INPUT RECORDS Start Marker

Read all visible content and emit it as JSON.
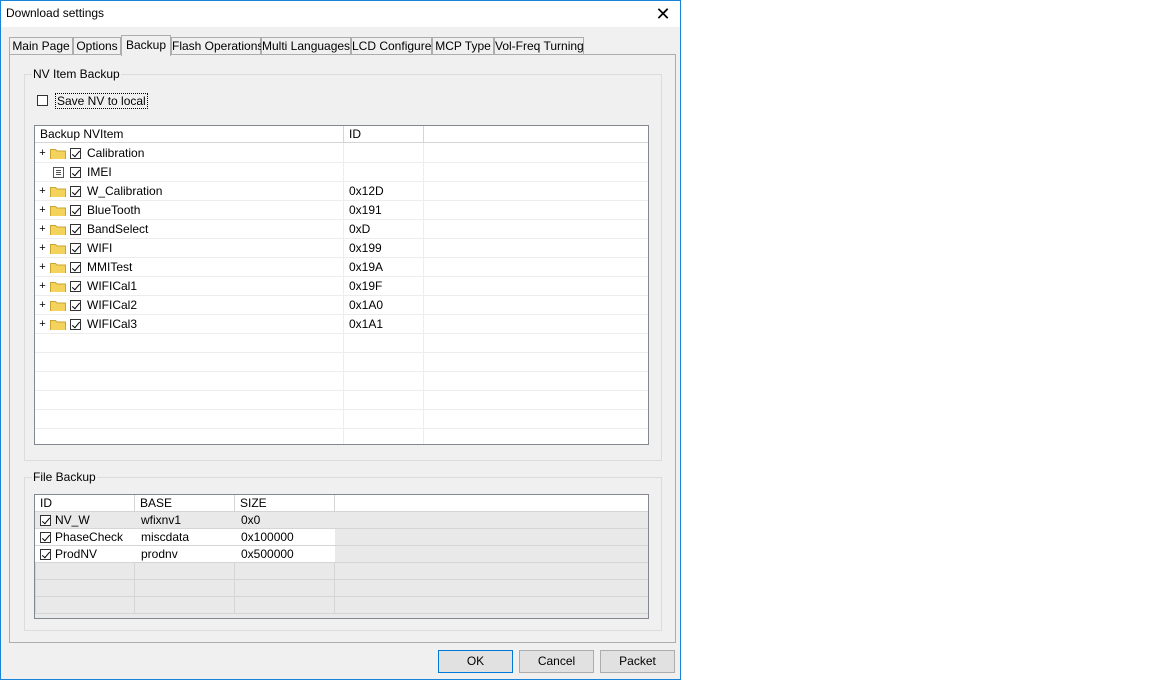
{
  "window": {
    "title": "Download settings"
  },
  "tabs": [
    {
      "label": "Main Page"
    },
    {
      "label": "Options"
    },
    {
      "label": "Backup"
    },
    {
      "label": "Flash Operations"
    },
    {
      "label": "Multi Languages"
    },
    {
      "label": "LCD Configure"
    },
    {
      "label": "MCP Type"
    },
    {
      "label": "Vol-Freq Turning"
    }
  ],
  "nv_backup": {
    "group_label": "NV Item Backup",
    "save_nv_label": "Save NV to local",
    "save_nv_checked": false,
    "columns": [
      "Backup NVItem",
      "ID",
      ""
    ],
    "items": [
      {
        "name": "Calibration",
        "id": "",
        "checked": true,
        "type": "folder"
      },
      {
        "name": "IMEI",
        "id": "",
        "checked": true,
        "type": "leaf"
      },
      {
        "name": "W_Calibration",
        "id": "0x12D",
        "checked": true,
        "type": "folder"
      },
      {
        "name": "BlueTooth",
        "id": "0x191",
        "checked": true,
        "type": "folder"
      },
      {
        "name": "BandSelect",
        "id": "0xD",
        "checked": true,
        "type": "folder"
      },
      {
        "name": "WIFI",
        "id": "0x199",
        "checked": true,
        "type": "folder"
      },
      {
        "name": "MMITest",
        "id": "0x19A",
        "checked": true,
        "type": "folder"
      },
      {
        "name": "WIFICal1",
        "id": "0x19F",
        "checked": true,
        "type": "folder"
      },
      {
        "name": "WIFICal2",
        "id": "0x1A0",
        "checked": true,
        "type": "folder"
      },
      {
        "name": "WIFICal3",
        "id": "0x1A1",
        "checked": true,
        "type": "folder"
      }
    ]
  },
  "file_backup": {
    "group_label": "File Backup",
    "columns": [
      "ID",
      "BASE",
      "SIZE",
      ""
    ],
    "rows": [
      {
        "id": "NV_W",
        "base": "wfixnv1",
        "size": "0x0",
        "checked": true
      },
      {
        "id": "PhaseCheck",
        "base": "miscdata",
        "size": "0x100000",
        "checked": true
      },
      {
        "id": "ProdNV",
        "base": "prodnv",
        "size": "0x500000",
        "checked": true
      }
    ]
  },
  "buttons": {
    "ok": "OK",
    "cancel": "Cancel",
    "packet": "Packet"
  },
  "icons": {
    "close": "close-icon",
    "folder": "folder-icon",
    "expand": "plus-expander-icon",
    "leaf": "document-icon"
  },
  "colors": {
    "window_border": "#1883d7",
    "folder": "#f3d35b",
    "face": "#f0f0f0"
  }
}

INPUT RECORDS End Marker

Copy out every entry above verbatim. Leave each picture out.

WRITTEN RESPONSE ->
Read all visible content and emit it as JSON.
{
  "window": {
    "title": "Download settings"
  },
  "tabs": [
    {
      "label": "Main Page"
    },
    {
      "label": "Options"
    },
    {
      "label": "Backup"
    },
    {
      "label": "Flash Operations"
    },
    {
      "label": "Multi Languages"
    },
    {
      "label": "LCD Configure"
    },
    {
      "label": "MCP Type"
    },
    {
      "label": "Vol-Freq Turning"
    }
  ],
  "nv_backup": {
    "group_label": "NV Item Backup",
    "save_nv_label": "Save NV to local",
    "save_nv_checked": false,
    "columns": [
      "Backup NVItem",
      "ID",
      ""
    ],
    "items": [
      {
        "name": "Calibration",
        "id": "",
        "checked": true,
        "type": "folder"
      },
      {
        "name": "IMEI",
        "id": "",
        "checked": true,
        "type": "leaf"
      },
      {
        "name": "W_Calibration",
        "id": "0x12D",
        "checked": true,
        "type": "folder"
      },
      {
        "name": "BlueTooth",
        "id": "0x191",
        "checked": true,
        "type": "folder"
      },
      {
        "name": "BandSelect",
        "id": "0xD",
        "checked": true,
        "type": "folder"
      },
      {
        "name": "WIFI",
        "id": "0x199",
        "checked": true,
        "type": "folder"
      },
      {
        "name": "MMITest",
        "id": "0x19A",
        "checked": true,
        "type": "folder"
      },
      {
        "name": "WIFICal1",
        "id": "0x19F",
        "checked": true,
        "type": "folder"
      },
      {
        "name": "WIFICal2",
        "id": "0x1A0",
        "checked": true,
        "type": "folder"
      },
      {
        "name": "WIFICal3",
        "id": "0x1A1",
        "checked": true,
        "type": "folder"
      }
    ]
  },
  "file_backup": {
    "group_label": "File Backup",
    "columns": [
      "ID",
      "BASE",
      "SIZE",
      ""
    ],
    "rows": [
      {
        "id": "NV_W",
        "base": "wfixnv1",
        "size": "0x0",
        "checked": true
      },
      {
        "id": "PhaseCheck",
        "base": "miscdata",
        "size": "0x100000",
        "checked": true
      },
      {
        "id": "ProdNV",
        "base": "prodnv",
        "size": "0x500000",
        "checked": true
      }
    ]
  },
  "buttons": {
    "ok": "OK",
    "cancel": "Cancel",
    "packet": "Packet"
  },
  "icons": {
    "close": "close-icon",
    "folder": "folder-icon",
    "expand": "plus-expander-icon",
    "leaf": "document-icon"
  },
  "colors": {
    "window_border": "#1883d7",
    "folder": "#f3d35b",
    "face": "#f0f0f0"
  }
}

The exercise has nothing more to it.